▸ Work order
Find each line below containing the word "meta" and copy it.

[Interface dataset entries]

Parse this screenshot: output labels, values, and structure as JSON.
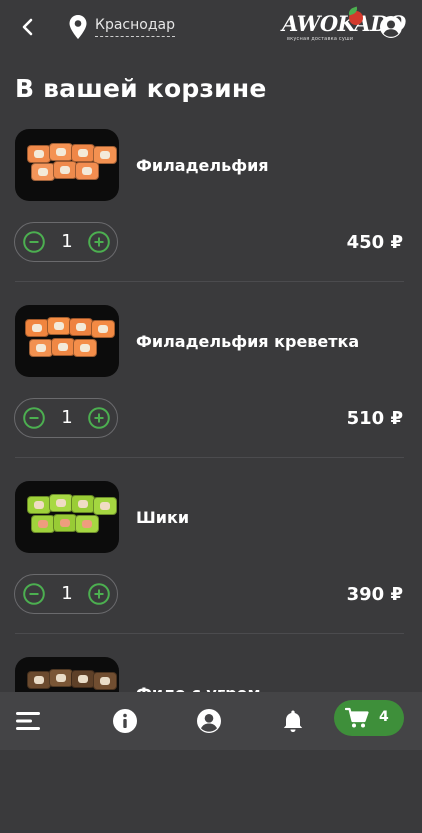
{
  "header": {
    "city": "Краснодар",
    "logo_text": "AWOKADO",
    "logo_tagline": "вкусная доставка суши"
  },
  "page_title": "В вашей корзине",
  "items": [
    {
      "name": "Филадельфия",
      "qty": "1",
      "price": "450 ₽",
      "image": "salmon-roll-photo"
    },
    {
      "name": "Филадельфия креветка",
      "qty": "1",
      "price": "510 ₽",
      "image": "shrimp-salmon-roll-photo"
    },
    {
      "name": "Шики",
      "qty": "1",
      "price": "390 ₽",
      "image": "green-tobiko-roll-photo"
    },
    {
      "name": "Фило с угрем",
      "image": "eel-roll-photo"
    }
  ],
  "bottom_nav": {
    "cart_count": "4",
    "icons": [
      "menu-icon",
      "info-icon",
      "account-icon",
      "bell-icon",
      "cart-icon"
    ]
  },
  "colors": {
    "background": "#3a3a3c",
    "accent_green": "#3e8f3a",
    "stepper_green": "#4caf50"
  }
}
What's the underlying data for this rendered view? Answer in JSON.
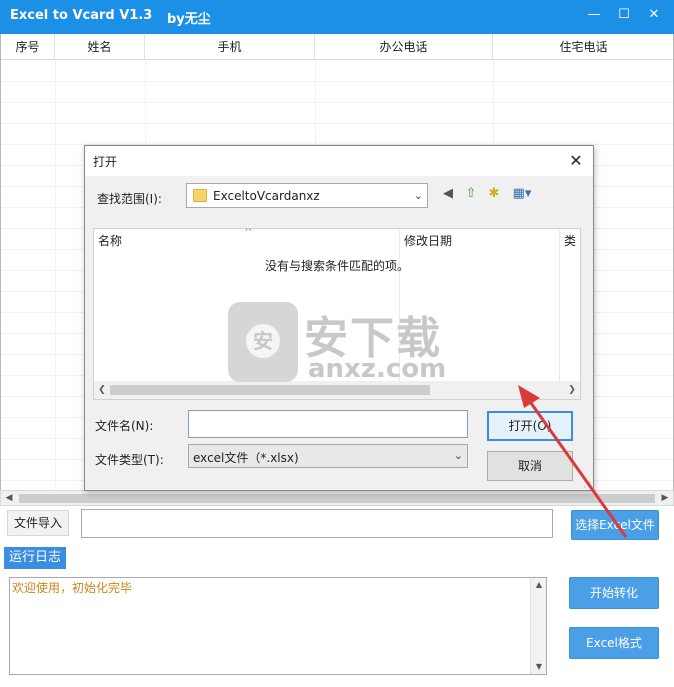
{
  "app": {
    "title": "Excel to Vcard V1.3",
    "author": "by无尘",
    "window_buttons": [
      "minimize-icon",
      "maximize-icon",
      "close-icon"
    ]
  },
  "grid": {
    "columns": [
      "序号",
      "姓名",
      "手机",
      "办公电话",
      "住宅电话"
    ]
  },
  "controls": {
    "file_import_label": "文件导入",
    "file_path_value": "",
    "select_excel_button": "选择Excel文件",
    "log_tab": "运行日志",
    "log_text": "欢迎使用，初始化完毕",
    "start_button": "开始转化",
    "format_button": "Excel格式"
  },
  "dialog": {
    "title": "打开",
    "look_in_label": "查找范围(I):",
    "look_in_value": "ExceltoVcardanxz",
    "list_headers": [
      "名称",
      "修改日期",
      "类"
    ],
    "empty_message": "没有与搜索条件匹配的项。",
    "filename_label": "文件名(N):",
    "filename_value": "",
    "filetype_label": "文件类型(T):",
    "filetype_value": "excel文件（*.xlsx)",
    "open_button": "打开(O)",
    "cancel_button": "取消",
    "toolbar_icons": [
      "back-icon",
      "up-folder-icon",
      "new-folder-icon",
      "view-menu-icon"
    ]
  },
  "watermark": {
    "cn": "安下载",
    "en": "anxz.com",
    "badge": "安"
  },
  "colors": {
    "titlebar": "#1c8fe6",
    "button_blue": "#4a9fe6",
    "log_text": "#c8871c",
    "arrow": "#d93a3a"
  }
}
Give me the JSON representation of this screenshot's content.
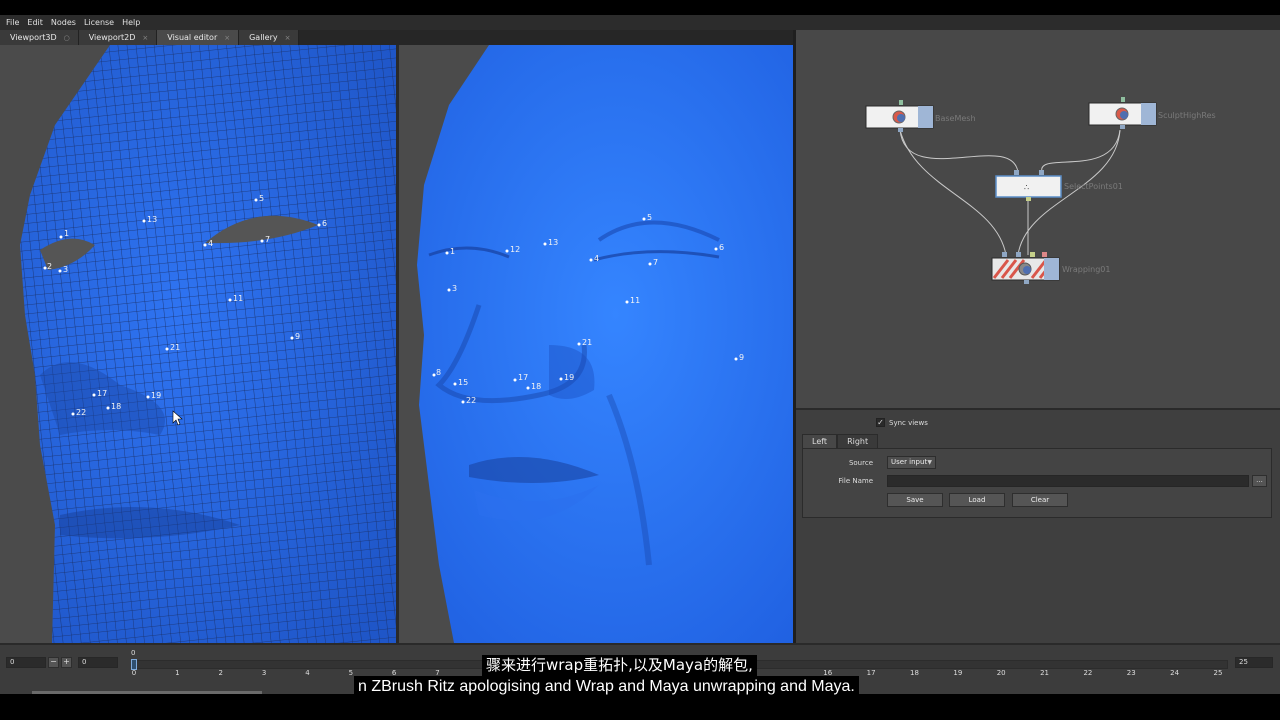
{
  "menu": [
    "File",
    "Edit",
    "Nodes",
    "License",
    "Help"
  ],
  "tabs": [
    {
      "label": "Viewport3D",
      "close": "○"
    },
    {
      "label": "Viewport2D",
      "close": "×"
    },
    {
      "label": "Visual editor",
      "close": "×"
    },
    {
      "label": "Gallery",
      "close": "×"
    }
  ],
  "left_points": [
    "1",
    "2",
    "3",
    "4",
    "5",
    "6",
    "7",
    "9",
    "11",
    "13",
    "17",
    "18",
    "19",
    "21",
    "22"
  ],
  "right_points": [
    "1",
    "12",
    "13",
    "5",
    "4",
    "7",
    "6",
    "3",
    "11",
    "21",
    "9",
    "8",
    "15",
    "17",
    "18",
    "19",
    "22"
  ],
  "nodes": {
    "base": "BaseMesh",
    "sculpt": "SculptHighRes",
    "select": "SelectPoints01",
    "wrap": "Wrapping01"
  },
  "props": {
    "sync_label": "Sync views",
    "sync_checked": "✓",
    "tab_left": "Left",
    "tab_right": "Right",
    "source_label": "Source",
    "source_value": "User input",
    "filename_label": "File Name",
    "browse": "...",
    "save": "Save",
    "load": "Load",
    "clear": "Clear"
  },
  "timeline": {
    "start_value": "0",
    "minus": "−",
    "plus": "+",
    "current_value": "0",
    "end_value": "25",
    "current_marker": "0",
    "ticks": [
      "0",
      "1",
      "2",
      "3",
      "4",
      "5",
      "6",
      "7",
      "16",
      "17",
      "18",
      "19",
      "20",
      "21",
      "22",
      "23",
      "24",
      "25"
    ]
  },
  "subtitles": {
    "line1": "骤来进行wrap重拓扑,以及Maya的解包,",
    "line2": "n ZBrush  Ritz apologising and Wrap and Maya unwrapping and Maya."
  }
}
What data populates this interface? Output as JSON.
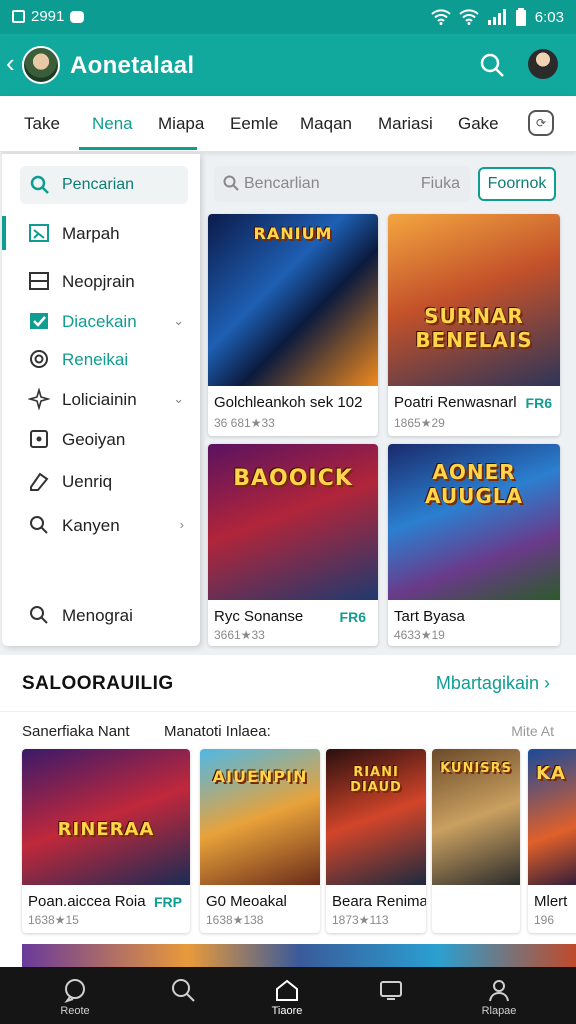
{
  "status": {
    "left_text": "2991",
    "time": "6:03"
  },
  "app": {
    "title": "Aonetalaal"
  },
  "tabs": [
    "Take",
    "Nena",
    "Miapa",
    "Eemle",
    "Maqan",
    "Mariasi",
    "Gake"
  ],
  "sidebar": {
    "search": "Pencarian",
    "items": [
      {
        "label": "Marpah"
      },
      {
        "label": "Neopjrain"
      },
      {
        "label": "Diacekain"
      },
      {
        "label": "Reneikai"
      },
      {
        "label": "Loliciainin"
      },
      {
        "label": "Geoiyan"
      },
      {
        "label": "Uenriq"
      },
      {
        "label": "Kanyen"
      },
      {
        "label": "Menograi"
      }
    ]
  },
  "main_search": {
    "placeholder": "Bencarlian",
    "hint": "Fiuka"
  },
  "filter_button": "Foornok",
  "grid": [
    {
      "art": "RANIUM",
      "name": "Golchleankoh sek 102",
      "price": "",
      "meta": "36 681★33"
    },
    {
      "art": "SURNAR BENELAIS",
      "name": "Poatri Renwasnarl",
      "price": "FR6",
      "meta": "1865★29"
    },
    {
      "art": "BAOOICK",
      "name": "Ryc Sonanse",
      "price": "FR6",
      "meta": "3661★33"
    },
    {
      "art": "AONER AUUGLA",
      "name": "Tart Byasa",
      "price": "",
      "meta": "4633★19"
    }
  ],
  "section": {
    "title": "SALOORAUILIG",
    "more": "Mbartagikain",
    "sub_left": "Sanerfiaka  Nant",
    "sub_mid": "Manatoti Inlaea:",
    "sub_right": "Mite At"
  },
  "row": [
    {
      "art": "RINERAA",
      "name": "Poan.aiccea Roia",
      "price": "FRP",
      "meta": "1638★15"
    },
    {
      "art": "AIUENPIN",
      "name": "G0 Meoakal",
      "price": "",
      "meta": "1638★138"
    },
    {
      "art": "RIANI DIAUD",
      "name": "Beara Renimanlenlada",
      "price": "",
      "meta": "1873★113"
    },
    {
      "art": "KUNISRS",
      "name": "",
      "price": "",
      "meta": ""
    },
    {
      "art": "KA",
      "name": "Mlert",
      "price": "",
      "meta": "196"
    }
  ],
  "bottom_nav": [
    "Reote",
    "",
    "Tiaore",
    "",
    "Rlapae"
  ],
  "colors": {
    "teal": "#11a89d",
    "accent": "#0f9d91",
    "navbar": "#151515"
  }
}
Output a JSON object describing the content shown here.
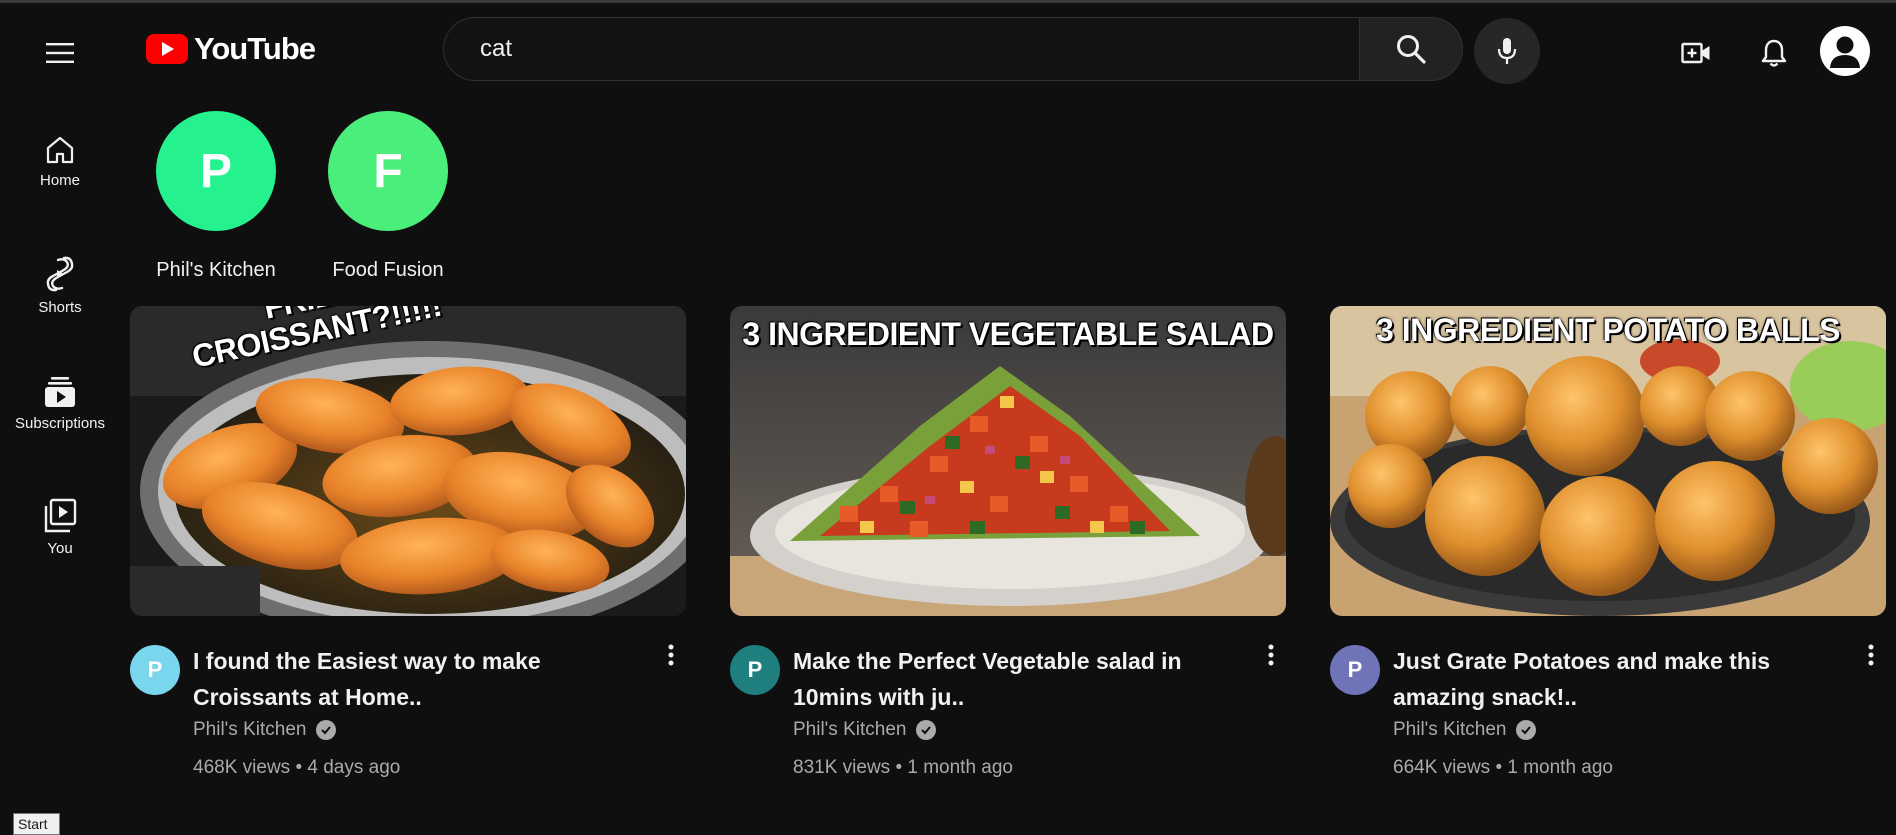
{
  "header": {
    "logo_text": "YouTube",
    "search_value": "cat"
  },
  "sidebar": {
    "items": [
      {
        "label": "Home",
        "icon": "home-icon"
      },
      {
        "label": "Shorts",
        "icon": "shorts-icon"
      },
      {
        "label": "Subscriptions",
        "icon": "subscriptions-icon"
      },
      {
        "label": "You",
        "icon": "you-icon"
      }
    ]
  },
  "channels": [
    {
      "initial": "P",
      "name": "Phil's Kitchen",
      "color": "#25f28f"
    },
    {
      "initial": "F",
      "name": "Food Fusion",
      "color": "#4aee7a"
    }
  ],
  "videos": [
    {
      "thumb_text_line1": "FRIED",
      "thumb_text_line2": "CROISSANT?!!!!!",
      "avatar_initial": "P",
      "avatar_color": "#7ad6ec",
      "title": "I found the Easiest way to make Croissants at Home..",
      "channel": "Phil's Kitchen",
      "stats": "468K views • 4 days ago"
    },
    {
      "thumb_text": "3 INGREDIENT VEGETABLE SALAD",
      "avatar_initial": "P",
      "avatar_color": "#1f7f7e",
      "title": "Make the Perfect Vegetable salad in 10mins with ju..",
      "channel": "Phil's Kitchen",
      "stats": "831K views • 1 month ago"
    },
    {
      "thumb_text": "3 INGREDIENT POTATO BALLS",
      "avatar_initial": "P",
      "avatar_color": "#6f74b8",
      "title": "Just Grate Potatoes and make this amazing snack!..",
      "channel": "Phil's Kitchen",
      "stats": "664K views • 1 month ago"
    }
  ],
  "taskbar": {
    "start_tooltip": "Start"
  },
  "colors": {
    "background": "#0f0f0f",
    "brand_red": "#ff0000",
    "text_secondary": "#aaaaaa"
  }
}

▸ Worked solution
      "meta": "36 681★33"
      "meta": "1865★29"
      "meta": "3661★33"
      "meta": "4633★19"
      "meta": "1638★15"
      "meta": "1638★138"
      "meta": "1873★113"
      "meta": ""
      "meta": "196"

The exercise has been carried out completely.